§ **Dataset extract**
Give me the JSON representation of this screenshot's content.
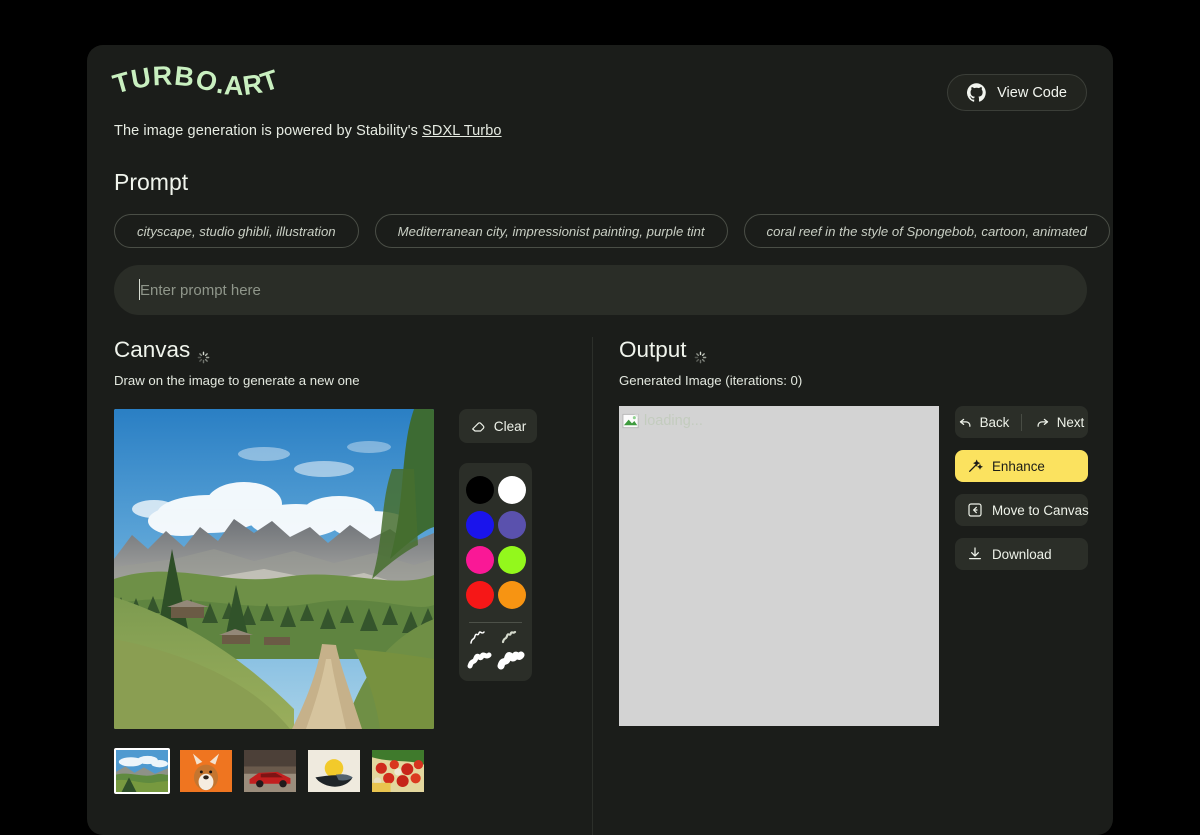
{
  "brand": {
    "logo_text": "TURBO.ART",
    "logo_color": "#c9f0c0"
  },
  "header": {
    "view_code_label": "View Code",
    "view_code_icon": "github-icon",
    "subtitle_prefix": "The image generation is powered by Stability's ",
    "subtitle_link": "SDXL Turbo"
  },
  "prompt": {
    "title": "Prompt",
    "suggestions": [
      "cityscape, studio ghibli, illustration",
      "Mediterranean city, impressionist painting, purple tint",
      "coral reef in the style of Spongebob, cartoon, animated"
    ],
    "input_value": "",
    "placeholder": "Enter prompt here"
  },
  "canvas": {
    "title": "Canvas",
    "spinner_icon": "loading-spinner-icon",
    "subtitle": "Draw on the image to generate a new one",
    "clear_label": "Clear",
    "clear_icon": "eraser-icon",
    "colors": [
      {
        "name": "black",
        "hex": "#000000"
      },
      {
        "name": "white",
        "hex": "#ffffff"
      },
      {
        "name": "blue",
        "hex": "#1a14ec"
      },
      {
        "name": "slate-purple",
        "hex": "#5a51ad"
      },
      {
        "name": "magenta",
        "hex": "#fa1896"
      },
      {
        "name": "lime",
        "hex": "#93f81c"
      },
      {
        "name": "red",
        "hex": "#f61717"
      },
      {
        "name": "orange",
        "hex": "#f79412"
      }
    ],
    "brushes": [
      {
        "name": "brush-size-1",
        "width": 1.6
      },
      {
        "name": "brush-size-2",
        "width": 2.4
      },
      {
        "name": "brush-size-3",
        "width": 5.5
      },
      {
        "name": "brush-size-4",
        "width": 7.5
      }
    ],
    "thumbnails": [
      {
        "name": "mountain-landscape",
        "selected": true
      },
      {
        "name": "corgi-dog",
        "selected": false
      },
      {
        "name": "red-sports-car",
        "selected": false
      },
      {
        "name": "abstract-boat-sun",
        "selected": false
      },
      {
        "name": "tomatoes-food",
        "selected": false
      }
    ]
  },
  "output": {
    "title": "Output",
    "spinner_icon": "loading-spinner-icon",
    "subtitle": "Generated Image (iterations: 0)",
    "image_alt": "loading...",
    "buttons": {
      "back": "Back",
      "next": "Next",
      "enhance": "Enhance",
      "move_to_canvas": "Move to Canvas",
      "download": "Download"
    },
    "enhance_color": "#fbe25f"
  }
}
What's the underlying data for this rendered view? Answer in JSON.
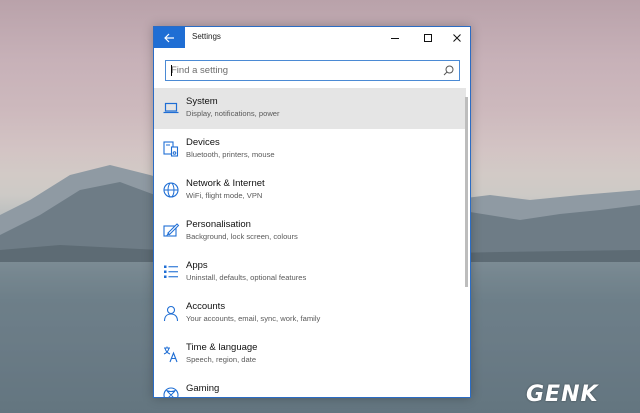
{
  "window": {
    "title": "Settings",
    "controls": {
      "minimize": "minimize-icon",
      "maximize": "maximize-icon",
      "close": "close-icon"
    }
  },
  "search": {
    "placeholder": "Find a setting"
  },
  "categories": [
    {
      "name": "System",
      "desc": "Display, notifications, power",
      "icon": "laptop-icon",
      "selected": true
    },
    {
      "name": "Devices",
      "desc": "Bluetooth, printers, mouse",
      "icon": "devices-icon"
    },
    {
      "name": "Network & Internet",
      "desc": "WiFi, flight mode, VPN",
      "icon": "globe-icon"
    },
    {
      "name": "Personalisation",
      "desc": "Background, lock screen, colours",
      "icon": "paint-icon"
    },
    {
      "name": "Apps",
      "desc": "Uninstall, defaults, optional features",
      "icon": "apps-list-icon"
    },
    {
      "name": "Accounts",
      "desc": "Your accounts, email, sync, work, family",
      "icon": "person-icon"
    },
    {
      "name": "Time & language",
      "desc": "Speech, region, date",
      "icon": "time-language-icon"
    },
    {
      "name": "Gaming",
      "desc": "",
      "icon": "xbox-icon"
    }
  ],
  "watermark": "GENK",
  "colors": {
    "accent": "#1f6ed4",
    "selected_bg": "#e5e5e5",
    "icon": "#1f6ed4"
  }
}
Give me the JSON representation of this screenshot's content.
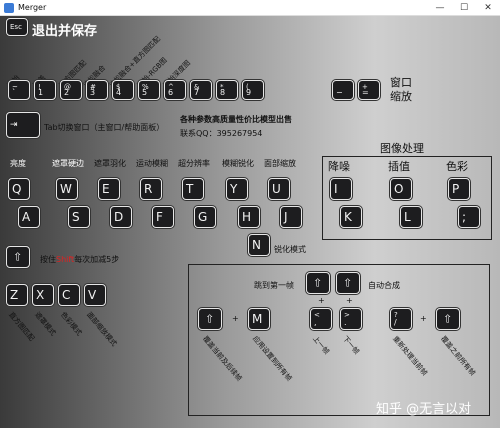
{
  "window": {
    "title": "Merger",
    "min": "—",
    "max": "☐",
    "close": "✕"
  },
  "esc": {
    "key": "Esc",
    "label": "退出并保存"
  },
  "num_row": [
    {
      "top": "~",
      "main": "`"
    },
    {
      "top": "!",
      "main": "1"
    },
    {
      "top": "@",
      "main": "2"
    },
    {
      "top": "#",
      "main": "3"
    },
    {
      "top": "$",
      "main": "4"
    },
    {
      "top": "%",
      "main": "5"
    },
    {
      "top": "^",
      "main": "6"
    },
    {
      "top": "&",
      "main": "7"
    },
    {
      "top": "*",
      "main": "8"
    },
    {
      "top": "(",
      "main": "9"
    }
  ],
  "num_labels": [
    "原始",
    "覆盖",
    "直方图匹配",
    "泊松融合",
    "泊松融合+直方图匹配",
    "原始-RGB图",
    "原始深度图"
  ],
  "zoom_keys": [
    {
      "top": "",
      "main": "−"
    },
    {
      "top": "+",
      "main": "="
    }
  ],
  "zoom_label_1": "窗口",
  "zoom_label_2": "缩放",
  "tab_label": "Tab切换窗口（主窗口/帮助面板）",
  "promo_1": "各种参数高质量性价比模型出售",
  "promo_2": "联系QQ：395267954",
  "row_labels": [
    "亮度",
    "遮罩硬边",
    "遮罩羽化",
    "运动模糊",
    "超分辨率",
    "模糊锐化",
    "面部缩放"
  ],
  "qrow": [
    "Q",
    "W",
    "E",
    "R",
    "T",
    "Y",
    "U"
  ],
  "arow": [
    "A",
    "S",
    "D",
    "F",
    "G",
    "H",
    "J"
  ],
  "image_proc": {
    "title": "图像处理",
    "cols": [
      "降噪",
      "插值",
      "色彩"
    ],
    "top_keys": [
      "I",
      "O",
      "P"
    ],
    "bottom_keys": [
      "K",
      "L",
      ";"
    ]
  },
  "n_key": {
    "main": "N",
    "label": "锐化模式"
  },
  "shift_label_pre": "按住",
  "shift_label_word": "Shift",
  "shift_label_post": "每次加减5步",
  "zrow": [
    "Z",
    "X",
    "C",
    "V"
  ],
  "zrow_labels": [
    "直方图匹配",
    "遮罩模式",
    "色彩模式",
    "面部缩放模式"
  ],
  "nav": {
    "jump_first": "跳到第一帧",
    "auto_merge": "自动合成",
    "plus": "+",
    "m_key": "M",
    "comma_key": {
      "top": "<",
      "main": ","
    },
    "period_key": {
      "top": ">",
      "main": "."
    },
    "slash_key": {
      "top": "?",
      "main": "/"
    },
    "labels": [
      "覆盖当前及后续帧",
      "应用设置到所有帧",
      "上一帧",
      "下一帧",
      "重新处理当前帧",
      "覆盖之前所有帧"
    ]
  },
  "watermark": "知乎 @无言以对"
}
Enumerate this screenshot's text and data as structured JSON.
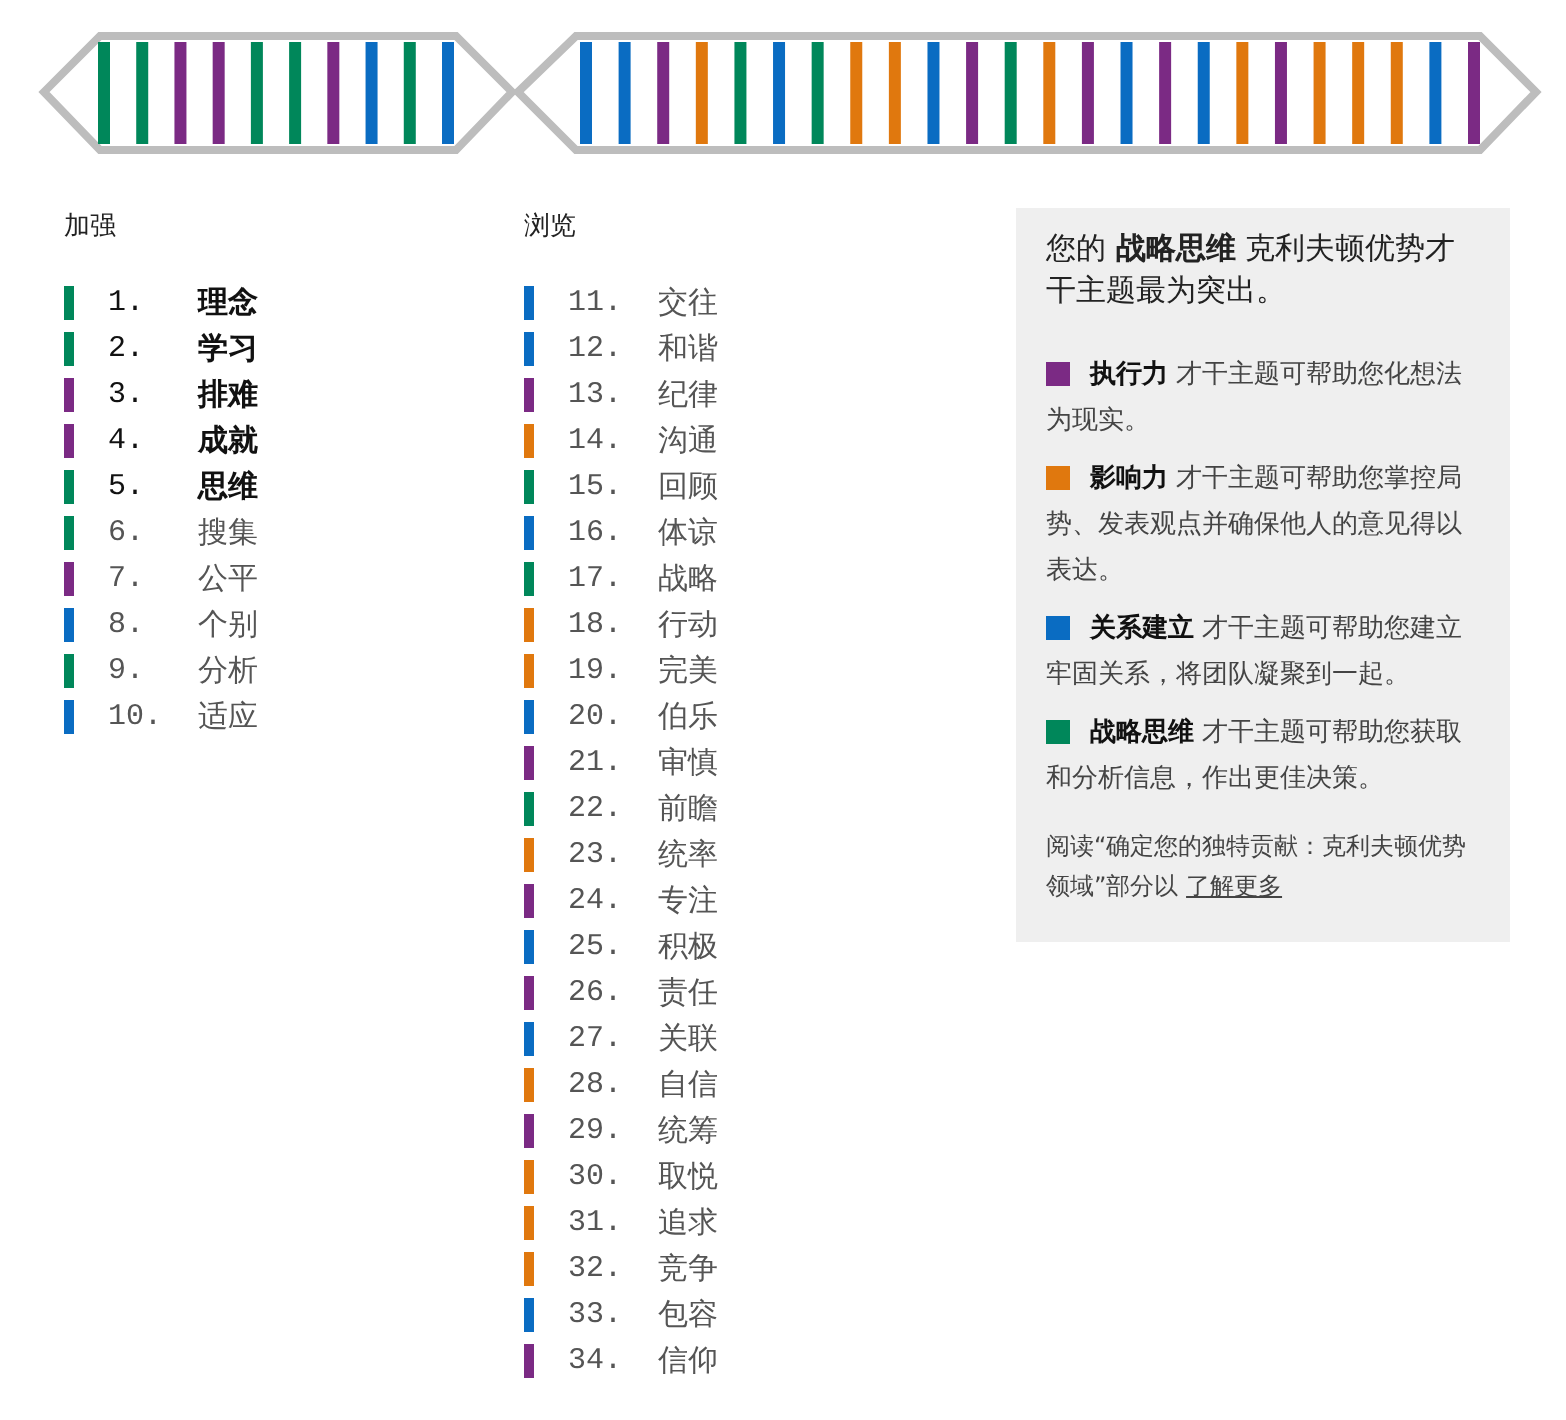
{
  "columns": [
    {
      "heading": "加强",
      "items": [
        {
          "number": "1.",
          "name": "理念",
          "color": "#00875a",
          "bold": true
        },
        {
          "number": "2.",
          "name": "学习",
          "color": "#00875a",
          "bold": true
        },
        {
          "number": "3.",
          "name": "排难",
          "color": "#7b2a84",
          "bold": true
        },
        {
          "number": "4.",
          "name": "成就",
          "color": "#7b2a84",
          "bold": true
        },
        {
          "number": "5.",
          "name": "思维",
          "color": "#00875a",
          "bold": true
        },
        {
          "number": "6.",
          "name": "搜集",
          "color": "#00875a",
          "bold": false
        },
        {
          "number": "7.",
          "name": "公平",
          "color": "#7b2a84",
          "bold": false
        },
        {
          "number": "8.",
          "name": "个别",
          "color": "#0a6cc2",
          "bold": false
        },
        {
          "number": "9.",
          "name": "分析",
          "color": "#00875a",
          "bold": false
        },
        {
          "number": "10.",
          "name": "适应",
          "color": "#0a6cc2",
          "bold": false
        }
      ]
    },
    {
      "heading": "浏览",
      "items": [
        {
          "number": "11.",
          "name": "交往",
          "color": "#0a6cc2",
          "bold": false
        },
        {
          "number": "12.",
          "name": "和谐",
          "color": "#0a6cc2",
          "bold": false
        },
        {
          "number": "13.",
          "name": "纪律",
          "color": "#7b2a84",
          "bold": false
        },
        {
          "number": "14.",
          "name": "沟通",
          "color": "#e0780e",
          "bold": false
        },
        {
          "number": "15.",
          "name": "回顾",
          "color": "#00875a",
          "bold": false
        },
        {
          "number": "16.",
          "name": "体谅",
          "color": "#0a6cc2",
          "bold": false
        },
        {
          "number": "17.",
          "name": "战略",
          "color": "#00875a",
          "bold": false
        },
        {
          "number": "18.",
          "name": "行动",
          "color": "#e0780e",
          "bold": false
        },
        {
          "number": "19.",
          "name": "完美",
          "color": "#e0780e",
          "bold": false
        },
        {
          "number": "20.",
          "name": "伯乐",
          "color": "#0a6cc2",
          "bold": false
        },
        {
          "number": "21.",
          "name": "审慎",
          "color": "#7b2a84",
          "bold": false
        },
        {
          "number": "22.",
          "name": "前瞻",
          "color": "#00875a",
          "bold": false
        },
        {
          "number": "23.",
          "name": "统率",
          "color": "#e0780e",
          "bold": false
        },
        {
          "number": "24.",
          "name": "专注",
          "color": "#7b2a84",
          "bold": false
        },
        {
          "number": "25.",
          "name": "积极",
          "color": "#0a6cc2",
          "bold": false
        },
        {
          "number": "26.",
          "name": "责任",
          "color": "#7b2a84",
          "bold": false
        },
        {
          "number": "27.",
          "name": "关联",
          "color": "#0a6cc2",
          "bold": false
        },
        {
          "number": "28.",
          "name": "自信",
          "color": "#e0780e",
          "bold": false
        },
        {
          "number": "29.",
          "name": "统筹",
          "color": "#7b2a84",
          "bold": false
        },
        {
          "number": "30.",
          "name": "取悦",
          "color": "#e0780e",
          "bold": false
        },
        {
          "number": "31.",
          "name": "追求",
          "color": "#e0780e",
          "bold": false
        },
        {
          "number": "32.",
          "name": "竞争",
          "color": "#e0780e",
          "bold": false
        },
        {
          "number": "33.",
          "name": "包容",
          "color": "#0a6cc2",
          "bold": false
        },
        {
          "number": "34.",
          "name": "信仰",
          "color": "#7b2a84",
          "bold": false
        }
      ]
    }
  ],
  "legend": {
    "intro": "您的 **战略思维** 克利夫顿优势才干主题最为突出。",
    "entries": [
      {
        "color": "#7b2a84",
        "text": "**执行力** 才干主题可帮助您化想法为现实。"
      },
      {
        "color": "#e0780e",
        "text": "**影响力** 才干主题可帮助您掌控局势、发表观点并确保他人的意见得以表达。"
      },
      {
        "color": "#0a6cc2",
        "text": "**关系建立** 才干主题可帮助您建立牢固关系，将团队凝聚到一起。"
      },
      {
        "color": "#00875a",
        "text": "**战略思维** 才干主题可帮助您获取和分析信息，作出更佳决策。"
      }
    ],
    "footer": "阅读“确定您的独特贡献：克利夫顿优势领域”部分以",
    "link": "了解更多"
  }
}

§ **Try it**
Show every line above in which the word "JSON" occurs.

§ **Output**
Give me the JSON representation of this screenshot's content.
What's the underlying data for this rendered view? Answer in JSON.
Give me the JSON representation of this screenshot's content.
Enumerate this screenshot's text and data as structured JSON.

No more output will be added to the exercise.